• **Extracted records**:
□ □ □

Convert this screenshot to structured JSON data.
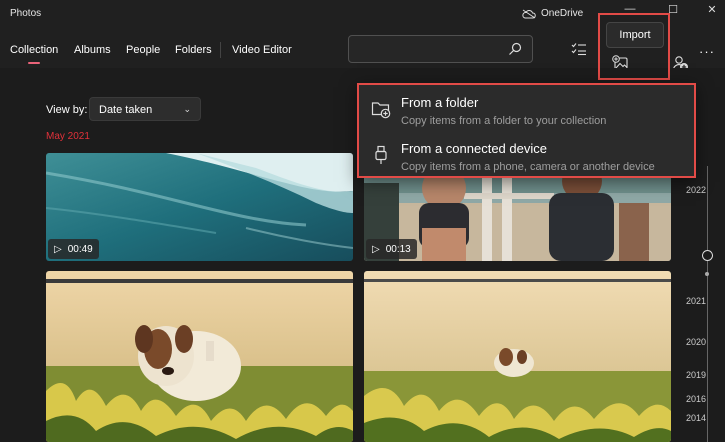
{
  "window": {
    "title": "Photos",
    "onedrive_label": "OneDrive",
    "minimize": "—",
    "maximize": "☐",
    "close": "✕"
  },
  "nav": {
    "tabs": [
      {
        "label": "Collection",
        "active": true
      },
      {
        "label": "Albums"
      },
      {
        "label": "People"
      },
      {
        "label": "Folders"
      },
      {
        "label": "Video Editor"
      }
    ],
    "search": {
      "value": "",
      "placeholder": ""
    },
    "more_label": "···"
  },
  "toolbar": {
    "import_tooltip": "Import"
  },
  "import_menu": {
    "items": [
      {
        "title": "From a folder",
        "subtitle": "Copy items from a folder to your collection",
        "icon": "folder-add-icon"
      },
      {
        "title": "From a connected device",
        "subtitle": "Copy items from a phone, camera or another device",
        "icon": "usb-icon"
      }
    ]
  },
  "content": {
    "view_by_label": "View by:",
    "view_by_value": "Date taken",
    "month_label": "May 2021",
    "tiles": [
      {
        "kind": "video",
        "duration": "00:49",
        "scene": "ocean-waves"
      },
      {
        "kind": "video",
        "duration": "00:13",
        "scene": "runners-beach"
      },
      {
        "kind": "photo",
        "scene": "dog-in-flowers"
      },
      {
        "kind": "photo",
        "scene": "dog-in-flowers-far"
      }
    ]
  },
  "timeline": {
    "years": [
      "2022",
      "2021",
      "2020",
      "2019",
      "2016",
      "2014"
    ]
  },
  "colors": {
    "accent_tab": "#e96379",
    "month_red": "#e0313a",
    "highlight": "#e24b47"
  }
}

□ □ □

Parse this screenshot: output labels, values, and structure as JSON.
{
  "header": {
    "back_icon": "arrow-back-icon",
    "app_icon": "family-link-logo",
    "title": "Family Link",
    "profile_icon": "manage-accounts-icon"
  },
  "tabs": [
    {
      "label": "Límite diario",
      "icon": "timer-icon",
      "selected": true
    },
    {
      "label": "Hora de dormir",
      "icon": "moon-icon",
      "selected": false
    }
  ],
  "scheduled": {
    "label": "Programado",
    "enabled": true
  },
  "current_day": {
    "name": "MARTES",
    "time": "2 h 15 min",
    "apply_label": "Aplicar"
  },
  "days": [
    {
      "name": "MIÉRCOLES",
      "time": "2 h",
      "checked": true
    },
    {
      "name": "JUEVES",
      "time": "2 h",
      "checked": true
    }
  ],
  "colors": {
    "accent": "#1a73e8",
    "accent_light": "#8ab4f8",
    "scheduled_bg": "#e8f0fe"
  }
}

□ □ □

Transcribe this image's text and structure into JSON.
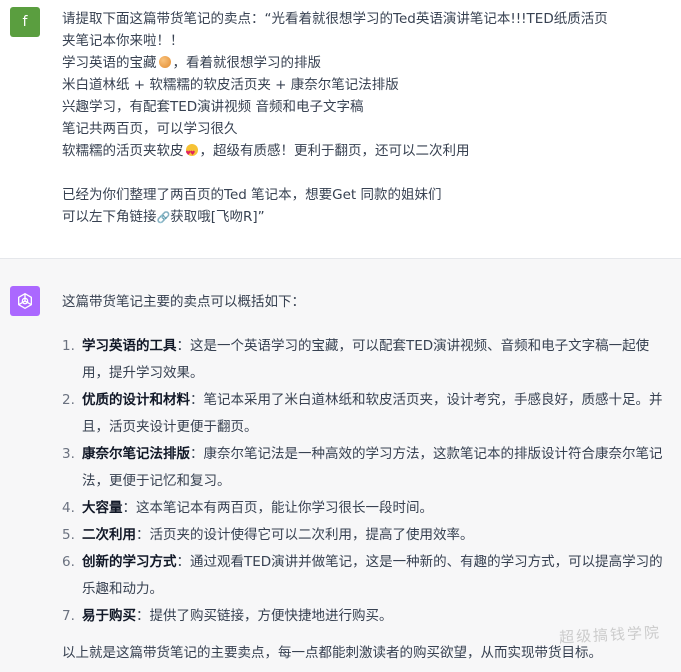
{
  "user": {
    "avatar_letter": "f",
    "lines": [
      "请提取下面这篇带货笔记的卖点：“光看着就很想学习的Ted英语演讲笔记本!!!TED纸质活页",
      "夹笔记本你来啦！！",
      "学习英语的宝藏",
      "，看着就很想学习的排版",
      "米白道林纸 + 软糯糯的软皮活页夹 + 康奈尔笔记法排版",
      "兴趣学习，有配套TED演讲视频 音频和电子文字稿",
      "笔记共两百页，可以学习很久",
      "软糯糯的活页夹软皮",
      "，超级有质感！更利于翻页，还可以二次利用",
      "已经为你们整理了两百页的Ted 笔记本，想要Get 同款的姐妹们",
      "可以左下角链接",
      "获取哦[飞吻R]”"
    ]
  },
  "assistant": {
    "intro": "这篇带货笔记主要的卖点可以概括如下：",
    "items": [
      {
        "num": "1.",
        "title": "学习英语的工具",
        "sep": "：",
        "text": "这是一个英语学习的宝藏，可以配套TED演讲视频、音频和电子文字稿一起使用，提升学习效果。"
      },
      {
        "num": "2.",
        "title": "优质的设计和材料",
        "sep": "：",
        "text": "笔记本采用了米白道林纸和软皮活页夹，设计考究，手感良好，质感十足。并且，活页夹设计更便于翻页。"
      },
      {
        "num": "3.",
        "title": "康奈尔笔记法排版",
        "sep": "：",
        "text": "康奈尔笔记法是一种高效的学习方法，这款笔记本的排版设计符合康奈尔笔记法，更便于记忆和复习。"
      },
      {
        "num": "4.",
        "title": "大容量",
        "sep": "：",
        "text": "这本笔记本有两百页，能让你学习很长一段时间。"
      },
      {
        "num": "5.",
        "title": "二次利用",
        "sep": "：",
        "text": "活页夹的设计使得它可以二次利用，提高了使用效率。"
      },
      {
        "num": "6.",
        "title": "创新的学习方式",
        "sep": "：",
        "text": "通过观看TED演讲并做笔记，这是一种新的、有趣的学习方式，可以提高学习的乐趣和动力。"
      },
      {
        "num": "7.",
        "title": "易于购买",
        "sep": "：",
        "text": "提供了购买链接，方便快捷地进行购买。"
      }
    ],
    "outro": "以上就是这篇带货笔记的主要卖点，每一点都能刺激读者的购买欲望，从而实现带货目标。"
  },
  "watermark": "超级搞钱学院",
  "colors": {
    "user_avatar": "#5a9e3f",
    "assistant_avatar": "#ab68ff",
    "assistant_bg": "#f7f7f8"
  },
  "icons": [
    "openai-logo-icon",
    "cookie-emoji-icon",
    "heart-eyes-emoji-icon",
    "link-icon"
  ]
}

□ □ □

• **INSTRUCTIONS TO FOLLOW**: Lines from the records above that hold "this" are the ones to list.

• **EXERCISE RESPONSE**:
Convert this screenshot to structured JSON data.
Parse this screenshot: output labels, values, and structure as JSON.
Transcribe this image's text and structure into JSON.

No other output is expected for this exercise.